Climate security: Resilience, fragility and displacement in the borderlands of the Horn of Africa

1. The interplay between climate change, insecurity, and conflict in Eastern Africa depends on local dynamic interactions between exposure to climatic hazards, vulnerability, and coping capacity.
2. Key climate security pathways in the borderlands are threats to food and water security; climate-induced mobility; historical grievances and cultural practices; and governance and fragility.
3. Consequences of climate security, and the measures governments take to respond to them, are often through sub-national and national policy approaches– but they also transcend national boundaries, and call for a multilateral response that current approaches to climate change adaptation do not always provide.
4. To reduce the risks of maladaptation in the Eastern Africa, there is need:
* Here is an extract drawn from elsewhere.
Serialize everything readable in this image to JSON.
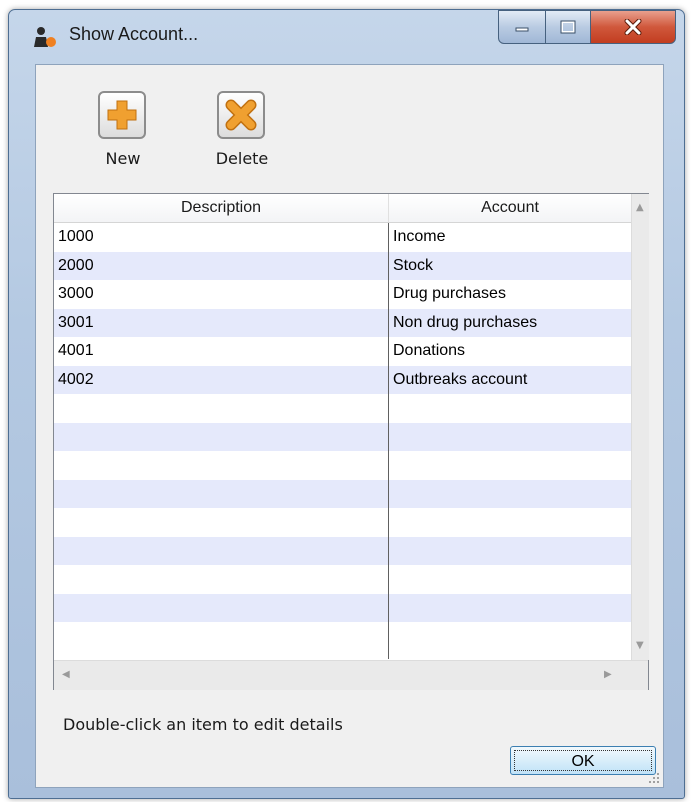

(a) To integrate planning for the borderlands by member states to provide a comprehensive framework that manages climate change, conflict, and displacement impacts, incorporating them into national and sub-national policies to promote sustainable development and livelihoods.
(b) For a system approaches and cross—disciplinary/boundary thinking to understand the complex dynamics that contribute to vulnerability.
(c) For climate security-sensitive interventions that emphasize cooperation and collective action to help address structural sources of vulnerability and conflict, reducing the likelihood of maladaptive responses.
5. There is a glaring need to strengthen coordination and build capacities of all member states in the Eastern Africa to design and implement policies that promote inter-linkages between the climate, development, and peace nexus to promote stability and peace outcomes and accelerate sustainable development.
6. There is need to develop and embed Climate Finance Diplomacy (CFD) facilities and build capacities of all member states in the HoA in order to competitively attract and unlock new climate change mitigation finances to address climate risks to peace and security.
7. Emergence of pest due to climate change, such as desert locust, calls for harmonized pest management protocols which would include transboundary area surveillance and control, harmonized pesticide and biopesticide standards, and early warning information generation and sharing.